▶ Aim of the task
Write the listing out again, all of it, word for word.

▶ Exercise data

|---|

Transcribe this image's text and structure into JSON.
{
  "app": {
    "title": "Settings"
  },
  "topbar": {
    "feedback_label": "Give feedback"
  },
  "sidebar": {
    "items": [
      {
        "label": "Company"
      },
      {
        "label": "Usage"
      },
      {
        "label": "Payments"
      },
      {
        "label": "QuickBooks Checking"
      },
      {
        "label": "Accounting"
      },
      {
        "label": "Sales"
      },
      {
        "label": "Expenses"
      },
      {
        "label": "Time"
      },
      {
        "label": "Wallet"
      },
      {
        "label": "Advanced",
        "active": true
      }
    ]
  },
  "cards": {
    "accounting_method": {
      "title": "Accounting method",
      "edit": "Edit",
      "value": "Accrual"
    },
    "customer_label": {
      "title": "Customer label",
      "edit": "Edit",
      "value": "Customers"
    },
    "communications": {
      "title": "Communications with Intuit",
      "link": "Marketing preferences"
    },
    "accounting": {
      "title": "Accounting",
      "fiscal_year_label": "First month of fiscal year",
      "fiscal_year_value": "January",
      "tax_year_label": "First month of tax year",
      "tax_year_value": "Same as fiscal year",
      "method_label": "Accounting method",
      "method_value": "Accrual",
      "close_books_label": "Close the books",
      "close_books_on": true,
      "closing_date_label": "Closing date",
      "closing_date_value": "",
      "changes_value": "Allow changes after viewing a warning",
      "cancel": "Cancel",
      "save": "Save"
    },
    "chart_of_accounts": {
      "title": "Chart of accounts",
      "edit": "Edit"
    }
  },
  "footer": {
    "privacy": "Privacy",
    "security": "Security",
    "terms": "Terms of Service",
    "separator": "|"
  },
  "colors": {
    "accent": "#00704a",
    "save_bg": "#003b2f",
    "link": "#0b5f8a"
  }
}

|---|

▶ Exercise result
Transcribe this image's text and structure into JSON.
{
  "app": {
    "title": "Settings"
  },
  "topbar": {
    "feedback_label": "Give feedback"
  },
  "sidebar": {
    "items": [
      {
        "label": "Company"
      },
      {
        "label": "Usage"
      },
      {
        "label": "Payments"
      },
      {
        "label": "QuickBooks Checking"
      },
      {
        "label": "Accounting"
      },
      {
        "label": "Sales"
      },
      {
        "label": "Expenses"
      },
      {
        "label": "Time"
      },
      {
        "label": "Wallet"
      },
      {
        "label": "Advanced",
        "active": true
      }
    ]
  },
  "cards": {
    "accounting_method": {
      "title": "Accounting method",
      "edit": "Edit",
      "value": "Accrual"
    },
    "customer_label": {
      "title": "Customer label",
      "edit": "Edit",
      "value": "Customers"
    },
    "communications": {
      "title": "Communications with Intuit",
      "link": "Marketing preferences"
    },
    "accounting": {
      "title": "Accounting",
      "fiscal_year_label": "First month of fiscal year",
      "fiscal_year_value": "January",
      "tax_year_label": "First month of tax year",
      "tax_year_value": "Same as fiscal year",
      "method_label": "Accounting method",
      "method_value": "Accrual",
      "close_books_label": "Close the books",
      "close_books_on": true,
      "closing_date_label": "Closing date",
      "closing_date_value": "",
      "changes_value": "Allow changes after viewing a warning",
      "cancel": "Cancel",
      "save": "Save"
    },
    "chart_of_accounts": {
      "title": "Chart of accounts",
      "edit": "Edit"
    }
  },
  "footer": {
    "privacy": "Privacy",
    "security": "Security",
    "terms": "Terms of Service",
    "separator": "|"
  },
  "colors": {
    "accent": "#00704a",
    "save_bg": "#003b2f",
    "link": "#0b5f8a"
  }
}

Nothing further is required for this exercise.